The Prime Minister hasn’t even been able to find a consensus amongst his cabinet. Though Cameron and his major Conservative allies George Osborne and Theresa May will be campaigning for the UK to remain in the EU, many of his ministers are pro ‘Brexit’, including London Mayor and deviously cunning idiot-impersonator Boris Johnson, and Secretary of State for Work and Pensions Iain Duncan-Smith, who, last year, fist-pumped and hollered in the House of Commons during a speech where George Osborne announced savage cuts to tax credits. Such scission will cause deep ruptures within the party that will be difficult to heal.
Labour leader Jeremy Corbyn argued that the negotiations were more about Tory party politics than genuine reform, calling them a “theatrical sideshow” in Parliament. With Cameron having already made clear that he will not stand for a third term, Johnson, Osborne and May have been made favourites to replace him and their actions are a demonstration of their posturing for the top job. Osborne and May are sticking to the central ground in the hope of having more widespread political appeal, while Johnson has gone renegade in actively campaigning against his own party-line, seemingly seeking popularity with the far-right of the party and those who have already defected to UKIP.
Cameron’s negotiation battlegrounds were deeply flawed from the outset—he raised none of the issues which are most pressing to the EU or the UK. He sought no cooperation or discussion on the migrant crisis which has seen thousands die in desperation and will see so many more perish in the future.
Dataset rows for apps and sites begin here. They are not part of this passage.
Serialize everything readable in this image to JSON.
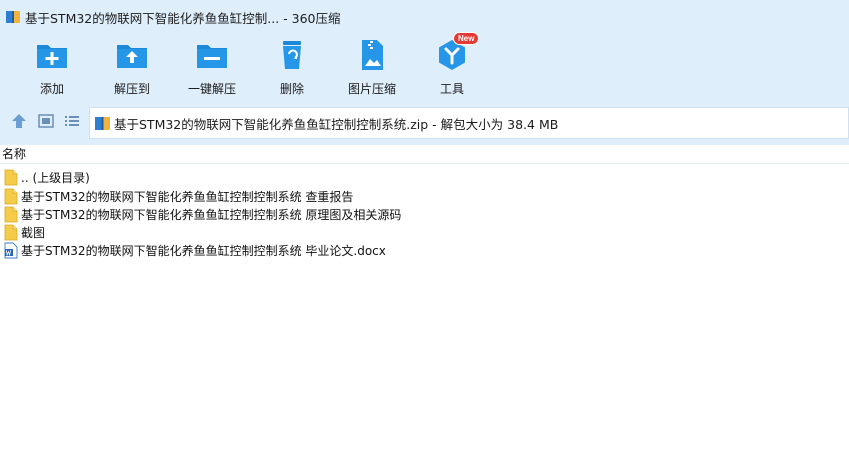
{
  "window": {
    "title": "基于STM32的物联网下智能化养鱼鱼缸控制... - 360压缩"
  },
  "colors": {
    "chrome_bg": "#dfeefb",
    "icon_blue": "#1e88d8",
    "folder_yellow": "#f5cc4a",
    "badge_red": "#e53935"
  },
  "toolbar": {
    "add": "添加",
    "extract_to": "解压到",
    "one_click_extract": "一键解压",
    "delete": "删除",
    "image_compress": "图片压缩",
    "tools": "工具",
    "tools_badge": "New"
  },
  "address": {
    "path": "基于STM32的物联网下智能化养鱼鱼缸控制控制系统.zip - 解包大小为 38.4 MB"
  },
  "filelist": {
    "column_name": "名称",
    "items": [
      {
        "name": ".. (上级目录)",
        "type": "folder"
      },
      {
        "name": "基于STM32的物联网下智能化养鱼鱼缸控制控制系统 查重报告",
        "type": "folder"
      },
      {
        "name": "基于STM32的物联网下智能化养鱼鱼缸控制控制系统 原理图及相关源码",
        "type": "folder"
      },
      {
        "name": "截图",
        "type": "folder"
      },
      {
        "name": "基于STM32的物联网下智能化养鱼鱼缸控制控制系统 毕业论文.docx",
        "type": "docx"
      }
    ]
  }
}
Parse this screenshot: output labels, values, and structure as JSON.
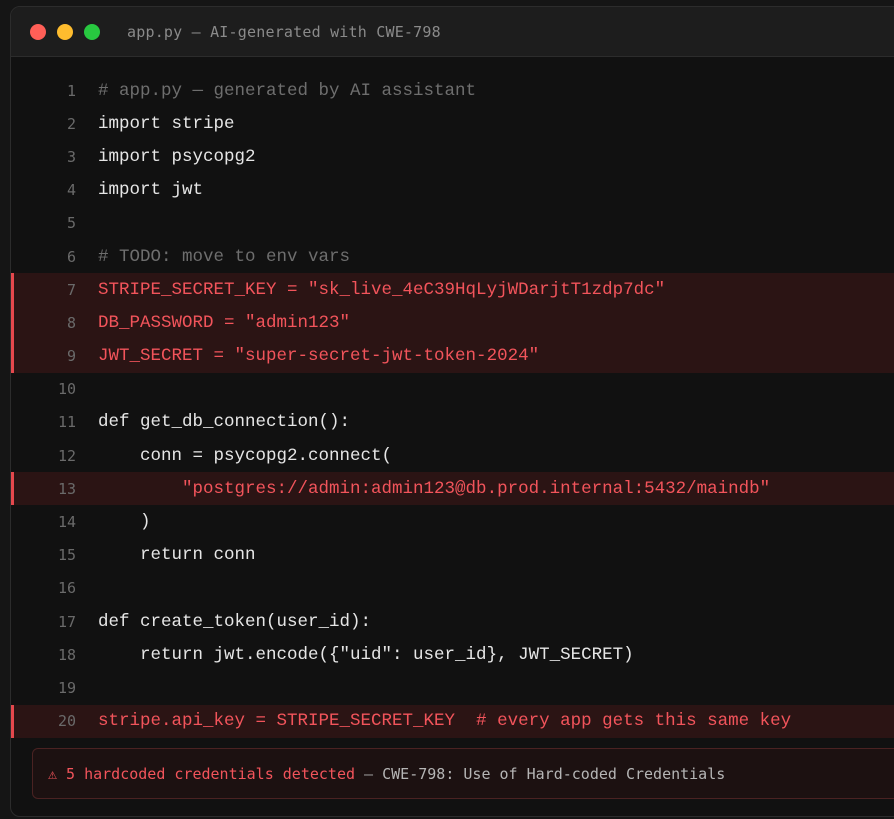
{
  "window": {
    "title": "app.py — AI-generated with CWE-798"
  },
  "editor": {
    "lines": [
      {
        "num": "1",
        "text": "# app.py — generated by AI assistant",
        "kind": "comment"
      },
      {
        "num": "2",
        "text": "import stripe",
        "kind": "code"
      },
      {
        "num": "3",
        "text": "import psycopg2",
        "kind": "code"
      },
      {
        "num": "4",
        "text": "import jwt",
        "kind": "code"
      },
      {
        "num": "5",
        "text": "",
        "kind": "code"
      },
      {
        "num": "6",
        "text": "# TODO: move to env vars",
        "kind": "comment"
      },
      {
        "num": "7",
        "text": "STRIPE_SECRET_KEY = \"sk_live_4eC39HqLyjWDarjtT1zdp7dc\"",
        "kind": "secret"
      },
      {
        "num": "8",
        "text": "DB_PASSWORD = \"admin123\"",
        "kind": "secret"
      },
      {
        "num": "9",
        "text": "JWT_SECRET = \"super-secret-jwt-token-2024\"",
        "kind": "secret"
      },
      {
        "num": "10",
        "text": "",
        "kind": "code"
      },
      {
        "num": "11",
        "text": "def get_db_connection():",
        "kind": "code"
      },
      {
        "num": "12",
        "text": "    conn = psycopg2.connect(",
        "kind": "code"
      },
      {
        "num": "13",
        "text": "        \"postgres://admin:admin123@db.prod.internal:5432/maindb\"",
        "kind": "secret"
      },
      {
        "num": "14",
        "text": "    )",
        "kind": "code"
      },
      {
        "num": "15",
        "text": "    return conn",
        "kind": "code"
      },
      {
        "num": "16",
        "text": "",
        "kind": "code"
      },
      {
        "num": "17",
        "text": "def create_token(user_id):",
        "kind": "code"
      },
      {
        "num": "18",
        "text": "    return jwt.encode({\"uid\": user_id}, JWT_SECRET)",
        "kind": "code"
      },
      {
        "num": "19",
        "text": "",
        "kind": "code"
      },
      {
        "num": "20",
        "text": "stripe.api_key = STRIPE_SECRET_KEY  # every app gets this same key",
        "kind": "secret"
      }
    ]
  },
  "alert": {
    "icon": "warning-icon",
    "icon_glyph": "⚠",
    "count_text": "5 hardcoded credentials detected",
    "separator": " — ",
    "cwe_text": "CWE-798: Use of Hard-coded Credentials"
  },
  "colors": {
    "secret_text": "#f2545b",
    "flag_bar": "#e5484d",
    "flag_row_bg": "#2b1414",
    "comment_text": "#6e6e6e",
    "code_text": "#e6e6e6"
  }
}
Nor did he enquire about the state of the UK and EU steel industry and its workforce in comparison with that of China. Furthermore, the European Union’s attempted bullying of Greece last summer following its peoples’ rejection of austerity, led by Angela Merkel, showed a hostility towards democracy that should be debated and combatted, but has not. The Prime Minister did not see fit to negotiate on any of this, instead seeking measures to further impose his own harsh austerity policies, and allowing himself to be bogged down in relatively meaningless semantics about sovereignty. What should have been a set of reforms which sought to put the UK at centre stage in the fight against such difficulties has amounted to little more than a regression in power that implies a desire to take a hands-off approach, which leaves humanitarian crises to be dealt with by others.
Whatever the outcome, Cameron will certainly struggle to hold on to power. In his New Year interview with the Andrew Marr Show, he declared that he would remain as Prime Minister even if he loses the referendum. But the prospect of losing one of the most significant votes in the country’s history would yield pressure difficult for any leader to handle, let alone one on shaky ground who has already stated that he won’t be around for the next General Election. And even if he wins, the in-fighting amongst his cabinet and backbench Tories will surely cause too much division for the man to retain every minister’s trust. The fallout will be dirty and Labour must be ready to capitalise as it seeks to reassert itself before 2020.
The reality is that Cameron’s deal has ensured that the possibility of the UK leaving the EU has vastly increased, an unbelievably poor piece of politicking and the exact opposite of what he initially set out to achieve. If his last major act as Prime Minister is to set in motion what he describes as the “leap into the dark” a departure from Europe would represent, it would be a fitting finale to a premiership which has offered no light and seen little other than pain and suffering for the most vulnerable.